We went online to find support and there was very little, only a paragraph by the National Poison Control Center. While we were in the hospital in Phoenix, a Hispanic boy was flown in from Yuma and he had the exact same thing, but there was a language barrier involving his family and the staff. The social worker asked if I would be comfortable talking to his mother. I broke down in tears because, I realized, this had become our mission. So we started an awareness campaign coordinating with Safe Kids and National Poison Control.
In homes, button batteries are now listed among on the top 10 items that parents should monitor to keep their kids safe. The injuries caused by swallowing them are preventable. Almost everyone has things like remotes and key fobs in their homes, and the batteries inside can be lethal.
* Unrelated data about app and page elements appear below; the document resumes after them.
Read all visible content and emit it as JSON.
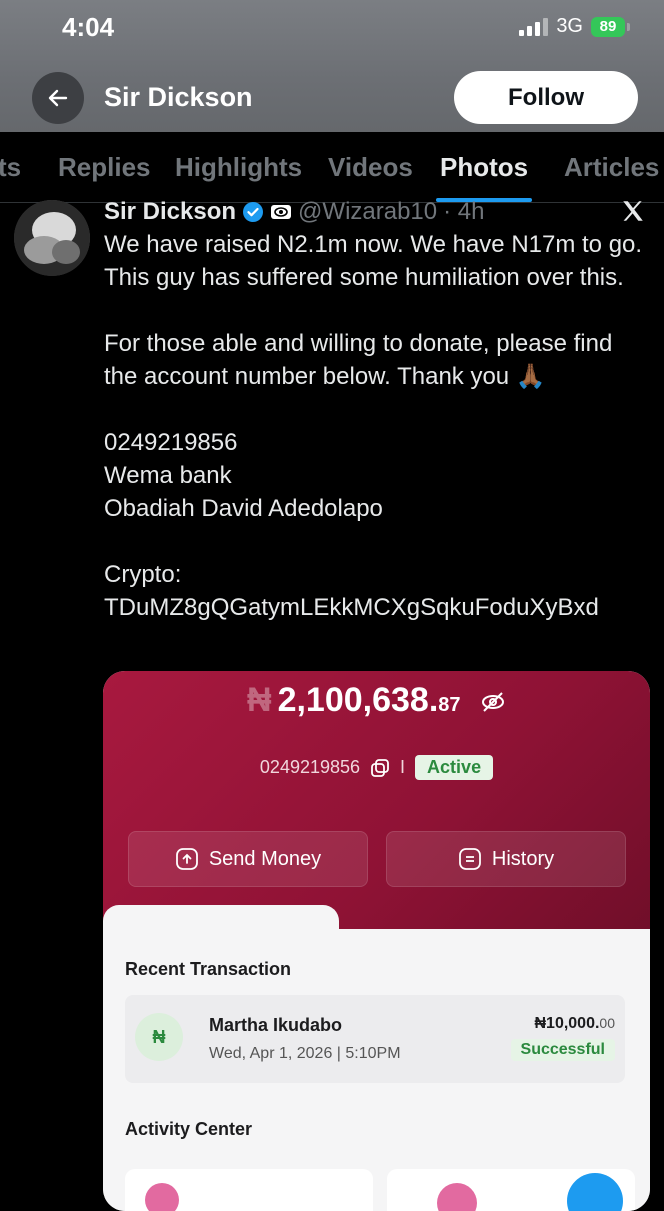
{
  "status_bar": {
    "time": "4:04",
    "network": "3G",
    "battery": "89"
  },
  "nav": {
    "title": "Sir Dickson",
    "follow_label": "Follow",
    "back_icon": "arrow-left-icon"
  },
  "tabs": [
    {
      "label": "ts"
    },
    {
      "label": "Replies"
    },
    {
      "label": "Highlights"
    },
    {
      "label": "Videos"
    },
    {
      "label": "Photos",
      "active": true
    },
    {
      "label": "Articles"
    }
  ],
  "tweet": {
    "author": "Sir Dickson",
    "handle": "@Wizarab10",
    "time": "· 4h",
    "text": "We have raised N2.1m now. We have N17m to go. This guy has suffered some humiliation over this.\n\nFor those able and willing to donate, please find the account number below. Thank you 🙏🏾\n\n0249219856\nWema bank\nObadiah David Adedolapo\n\nCrypto:\nTDuMZ8gQGatymLEkkMCXgSqkuFoduXyBxd"
  },
  "banking_screenshot": {
    "currency_symbol": "₦",
    "balance_main": "2,100,638.",
    "balance_cents": "87",
    "account_number": "0249219856",
    "separator": "I",
    "status": "Active",
    "send_money_label": "Send Money",
    "history_label": "History",
    "recent_title": "Recent Transaction",
    "transaction": {
      "icon_label": "₦",
      "name": "Martha Ikudabo",
      "date": "Wed, Apr 1, 2026 | 5:10PM",
      "amount_main": "₦10,000.",
      "amount_cents": "00",
      "status": "Successful"
    },
    "activity_title": "Activity Center"
  },
  "colors": {
    "accent": "#1d9bf0",
    "banner": "#a8193f",
    "success": "#2b8a3e"
  }
}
Since starting Emmett’s Fight 2011, we've received letters from parents as far away as South Africa and India. Every story is the same: Parents don’t see their kids choking, and it gets misdiagnosed. We didn’t know, and our pediatrician never said anything.
If you think your child swallowed a battery, get to an emergency room. Time is of the essence. The saliva triggers an electrical current and causes a chemical reaction that can burn the esophagus in as little as two hours.
Today, due to his tiny stomach, Emmett has a Jejunal tube, a feeding tube that is inserted in his small intestine so that he gets enough nutrition. But he is relearning how to swallow and can almost eat a whole piece of pizza. He speaks with his false vocal chords and his voice is always going to be raspy and robotic sounding, but the Cincinnati hospital has given him a chance to live, and we will be forever indebted to them.
Emmett is doing well. He loves wrestling with his older brother and he’s playing with his friends on the trampoline and the swing set. He had his first soccer practice, which he’s been waiting to do.
I look at life differently now. You treasure moments. We didn’t know how long Emmett would be with us. Every kiss, every hug, every ‘I love you’ is so important. We realize what is important in life.
Before, I was a quiet and reserved person. Speaking out in the community would have never happened. I would have been scared to death. Somehow, I found my voice for Emmett. At that moment I knew what God wanted us to do and he has led us every step of the way.
I am heartbroken that Emmett has had to suffer, and I would have taken his place in a heartbeat. But I am grateful that there is some sort of silver lining and that is helping to save other children from suffering and possibly losing their lives!
How much do you know about button battery safety? Tips from Safe Kids and National Poison Control:
- Button batteries are found in small remotes, car key fobs, mini remotes that control MP3 speakers, calculators, bathroom scales, reading lights, flameless candles, talking books, singing greeting cards, watches, thermometers, hearing aids, flashing jewelry, ornaments, games and toys.
- Keep loose batteries out of the reach and sight of children. Use duct tape to secure remote controls and other devices with these batteries
- Do not allow children to play with batteries.
- Store new and used batteries like medication, out of the reach of children or in a locked cabinet.
- Check to see if battery compartments on toys and other household products are secured.
- Secure (using strong tape) battery compartments of toys and other household products.
- If battery compartments are loose or broken, keep product out of the reach of children.
- Try to purchase products with battery compartments that require a tool to open.
- Never change batteries in front of children.
- Call Poison Control (1-800-222-1222) and seek immediate medical attention if a battery has been swallowed. A lithium battery begins to burn within two hours.
- Tell doctors and nurses that it might be a button battery.
- If possible, provide the identification number found on the battery’s package.
- Do not let the child eat or drink until a chest X-ray can determine if a battery is present
- Do not induce vomiting.